Because the coupling between the prototypes 1015 and 1020 is magnetic, orientation had an impact on performance. The bit error rate increased as the antennas (that is, the coils) became more orthogonal to each other.
The working range between the transmitter and receiver depended on the selected output power of the transmitter. The ranges shown in Table 1 below were determined by moving the transmitter and receiver apart until bit errors began to occur, and then moving them closer together until the bit errors ceased to occur.
In order to obtain an estimation for the baseline bit error rate (BER) at different distances and power levels, a series of two-hour static tests (that is, non-moving transmitter and receiver) were run at seventy-five percent and twenty-five percent of the maximum distance, as shown in Table 2 below. Approximately 14E6 bits were transmitted in two hours, providing a fairly accurate test for baseline performance.
When the transmitter was operated at the maximum power of 110 mA, at seventy-five percent of the full range, a substantial amount of bit errors were noticed. The bit errors were typically sporadic but in large groups.
Two separate tests were performed to test bit error rates when the transmitter and receivers were moving with respect to each other. Both the transmitter and receiver were operating at seventy-five percent of their maximum range. The first test investigated angular changes. When holding one end still and rotating the other end along three axes (yaw, pitch and roll), no significant bit errors occurred as long as rotation was less than +/−45 percent of the perfectly aligned orientation. The second test investigated changes in distance. The test was performed by maintaining the angular orientation fixed as the units were moved closer and farther apart at various rates. If the distance moved exceeded twenty percent of the maximum range, bit error were produced.
When at maximum power and distance (that is, 110 mA and 44 inches, respectively), standing between the units had no impact on the range (no bit errors were introduced). The signal was essentially going through or around an adult male chest. When at 7.5 mA and a distance of eighteen inches, that maximum distance for that power, pressing the transmit and receive units against an adult male chest and waist had no impact on the range, i.e. no bit errors were introduced.
The transmitter and receiver were also attached to different human bodies about eighteen inches apart and pressed against a large metal object such as a trash dumpster. No bit errors were introduced.
A measurement of current draw was also performed at the various transmit power levels. The results of the measurements are shown in Table 3. It should be noted that power draw was 200 uA in the receive mode.
Those skilled in the art will appreciate that various adaptations and modifications of the above-described embodiments of the present invention can be configured without departing from the scope and spirit of the present invention. For example, magnetic induction coils of the present invention need not be located around an individual's waist. For example, in at least one embodiment of the invention, the magnetic induction coils 515 and 615 are preferably armbands, leg bands, shoulder bands, or neckbands. In addition, magnetic induction coils 515, 615 may be separate accessories or may be attached to or integrated with a garment.

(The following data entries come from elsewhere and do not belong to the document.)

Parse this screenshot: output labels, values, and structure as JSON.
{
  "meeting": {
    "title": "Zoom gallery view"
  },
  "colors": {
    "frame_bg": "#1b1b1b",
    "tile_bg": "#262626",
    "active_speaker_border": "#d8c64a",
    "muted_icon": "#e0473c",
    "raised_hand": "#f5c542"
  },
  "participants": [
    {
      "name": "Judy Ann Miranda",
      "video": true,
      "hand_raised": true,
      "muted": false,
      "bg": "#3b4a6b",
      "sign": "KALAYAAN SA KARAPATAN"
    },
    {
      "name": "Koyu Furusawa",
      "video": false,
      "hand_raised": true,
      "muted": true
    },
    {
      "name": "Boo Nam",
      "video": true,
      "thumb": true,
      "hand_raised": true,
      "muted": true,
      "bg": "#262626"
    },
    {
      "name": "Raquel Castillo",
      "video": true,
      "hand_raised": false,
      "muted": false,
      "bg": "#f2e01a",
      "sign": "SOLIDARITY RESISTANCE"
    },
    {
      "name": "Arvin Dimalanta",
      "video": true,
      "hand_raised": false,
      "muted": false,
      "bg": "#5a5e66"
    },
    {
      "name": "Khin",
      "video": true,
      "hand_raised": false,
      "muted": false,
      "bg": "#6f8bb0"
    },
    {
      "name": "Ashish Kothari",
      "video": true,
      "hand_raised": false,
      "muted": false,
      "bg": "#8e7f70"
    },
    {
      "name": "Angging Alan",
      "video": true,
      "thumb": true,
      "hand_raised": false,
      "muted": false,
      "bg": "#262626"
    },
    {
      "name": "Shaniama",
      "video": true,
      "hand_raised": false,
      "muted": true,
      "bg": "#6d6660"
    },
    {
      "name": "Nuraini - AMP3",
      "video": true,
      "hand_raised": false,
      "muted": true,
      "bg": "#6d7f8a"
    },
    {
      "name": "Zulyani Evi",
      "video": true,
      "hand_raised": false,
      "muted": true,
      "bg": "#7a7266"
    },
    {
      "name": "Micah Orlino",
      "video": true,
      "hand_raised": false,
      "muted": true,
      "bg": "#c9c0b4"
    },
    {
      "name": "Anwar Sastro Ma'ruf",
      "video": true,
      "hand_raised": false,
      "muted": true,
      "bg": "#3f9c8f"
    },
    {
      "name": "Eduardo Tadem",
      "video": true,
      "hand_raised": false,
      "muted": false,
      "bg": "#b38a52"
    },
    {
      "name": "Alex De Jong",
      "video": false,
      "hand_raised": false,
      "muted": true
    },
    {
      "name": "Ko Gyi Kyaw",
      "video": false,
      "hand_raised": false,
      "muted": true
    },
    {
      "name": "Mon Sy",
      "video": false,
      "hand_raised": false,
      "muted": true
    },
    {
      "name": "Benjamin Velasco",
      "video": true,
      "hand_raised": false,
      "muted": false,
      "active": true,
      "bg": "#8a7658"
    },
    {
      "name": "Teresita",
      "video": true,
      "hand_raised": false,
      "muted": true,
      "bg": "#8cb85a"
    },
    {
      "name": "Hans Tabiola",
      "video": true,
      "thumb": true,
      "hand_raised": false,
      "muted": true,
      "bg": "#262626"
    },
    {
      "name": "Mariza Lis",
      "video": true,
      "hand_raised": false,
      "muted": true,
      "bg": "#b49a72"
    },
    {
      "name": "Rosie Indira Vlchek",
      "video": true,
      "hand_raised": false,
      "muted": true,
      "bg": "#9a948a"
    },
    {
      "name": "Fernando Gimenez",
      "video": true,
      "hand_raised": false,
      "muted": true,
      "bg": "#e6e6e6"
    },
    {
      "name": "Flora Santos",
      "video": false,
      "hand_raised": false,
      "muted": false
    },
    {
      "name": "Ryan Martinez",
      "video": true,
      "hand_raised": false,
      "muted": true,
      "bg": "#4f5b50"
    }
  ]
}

In view of the foregoing, it is to be understood that, within the scope of the appended claims, the invention may be practiced and constructed other than as specifically described herein.